Introduction and Political Background
As the Chancellor stood up to speak on Wednesday March 18th there were less than 50 days to go until the General Election on May 7th. The opinion polls – and the bookmakers – still had the Conservatives marginally ahead, with David Cameron expected to remain in 10 Downing Street after the Election. But no one expected the Conservative party to have a clear majority and, as many commentators remarked, the ‘campaign’ so far had done nothing to capture the public imagination.
So there was all to play for as George Osborne delivered his speech – the Budget was clearly a chance to break the ‘logjam’ in the opinion polls. While the pundits were divided about the result of the Election, they were as one in their expectations of the Chancellor’s speech.
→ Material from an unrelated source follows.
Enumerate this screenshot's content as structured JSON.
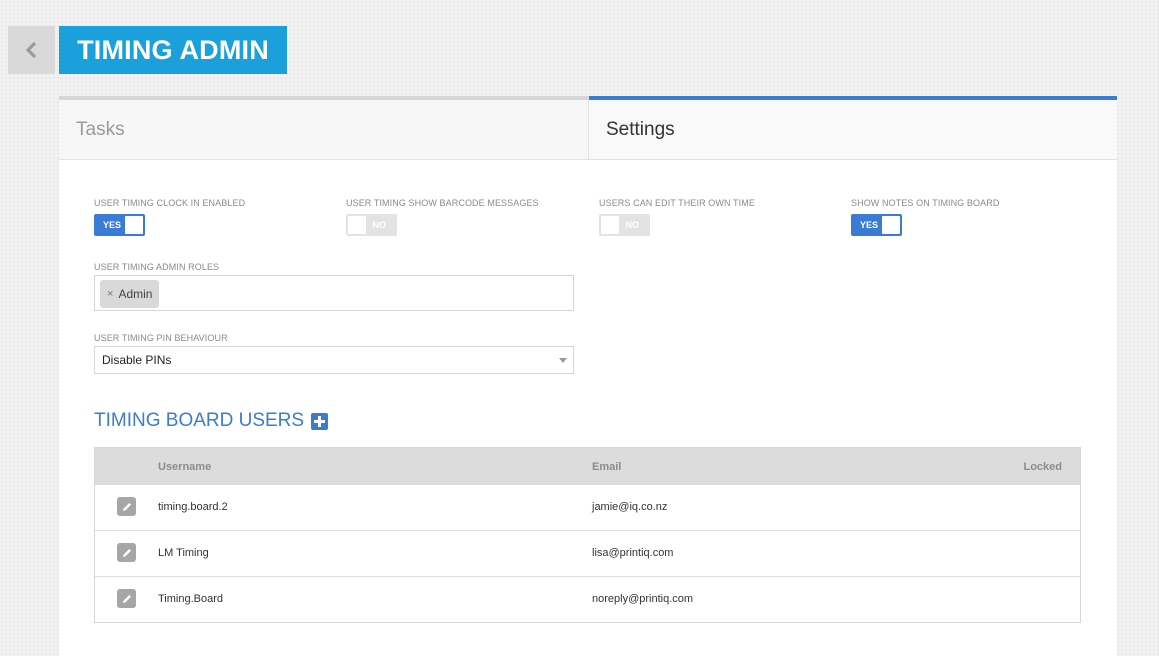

Irrespective of the Election, this would be a ‘no gimmicks, no giveaways’ Budget, with George Osborne determined to cement his reputation as the man who had guided Britain’s recovery and, in his words, “cleared up the mess” he had inherited.
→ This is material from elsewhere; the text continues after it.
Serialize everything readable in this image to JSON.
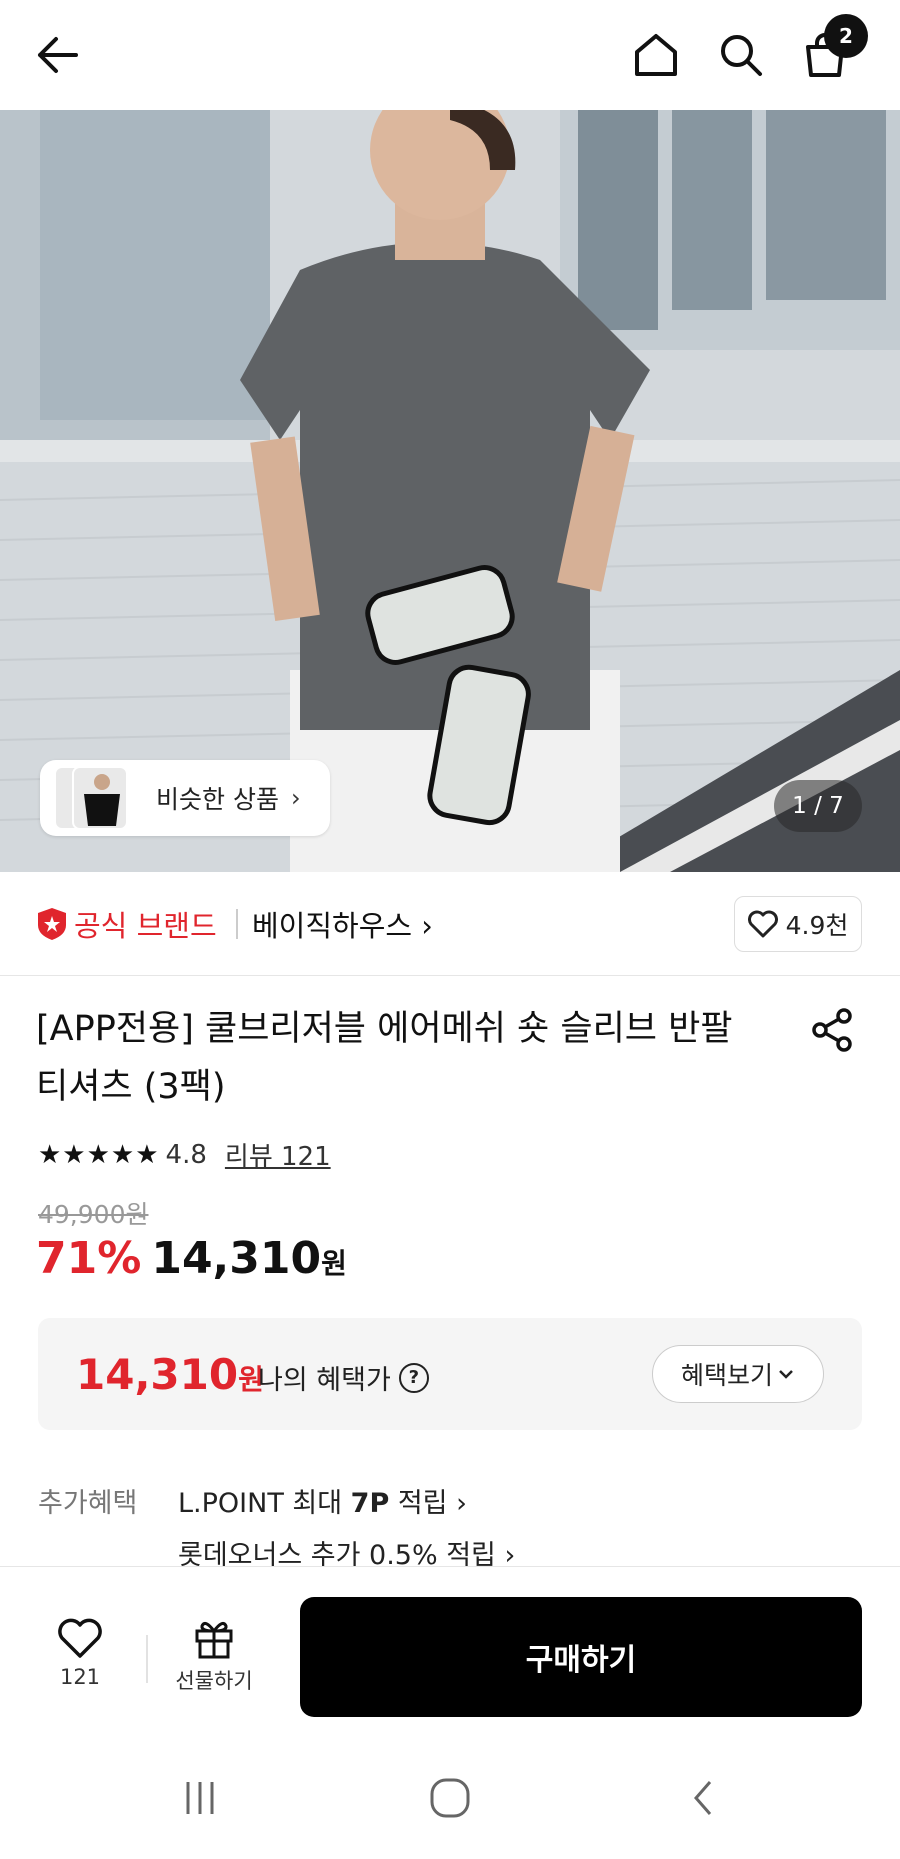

All of the well-trailed measures were certainly there. There was help for savers, even more flexibility for those with pensions and the expected help for the North Sea oil and gas industry. But there was more – there was another shake up of the ISA rules and there was also the introduction of a new ‘Help to Buy’ ISA which will see the Government top up the savings of first time buyers who are saving for their first deposit.
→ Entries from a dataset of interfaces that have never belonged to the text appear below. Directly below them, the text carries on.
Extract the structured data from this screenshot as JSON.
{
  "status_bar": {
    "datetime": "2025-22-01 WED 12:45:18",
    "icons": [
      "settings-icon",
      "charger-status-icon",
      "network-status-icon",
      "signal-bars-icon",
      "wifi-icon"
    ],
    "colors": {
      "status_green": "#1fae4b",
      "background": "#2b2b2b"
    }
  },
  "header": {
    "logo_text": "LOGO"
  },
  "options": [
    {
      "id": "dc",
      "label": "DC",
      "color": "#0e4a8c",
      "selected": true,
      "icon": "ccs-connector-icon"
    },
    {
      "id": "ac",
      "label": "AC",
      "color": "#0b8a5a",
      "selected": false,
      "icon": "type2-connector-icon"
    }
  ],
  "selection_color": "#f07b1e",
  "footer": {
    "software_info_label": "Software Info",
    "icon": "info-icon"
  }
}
So much for those who thought the Conservative strategists had decided older voters were the key to another five years of Government. Here was the Chancellor very firmly making a pitch for the younger voter – and using his speech to make plenty of jokes at Ed Miliband’s expense. No one could doubt that a General Election was just around the corner.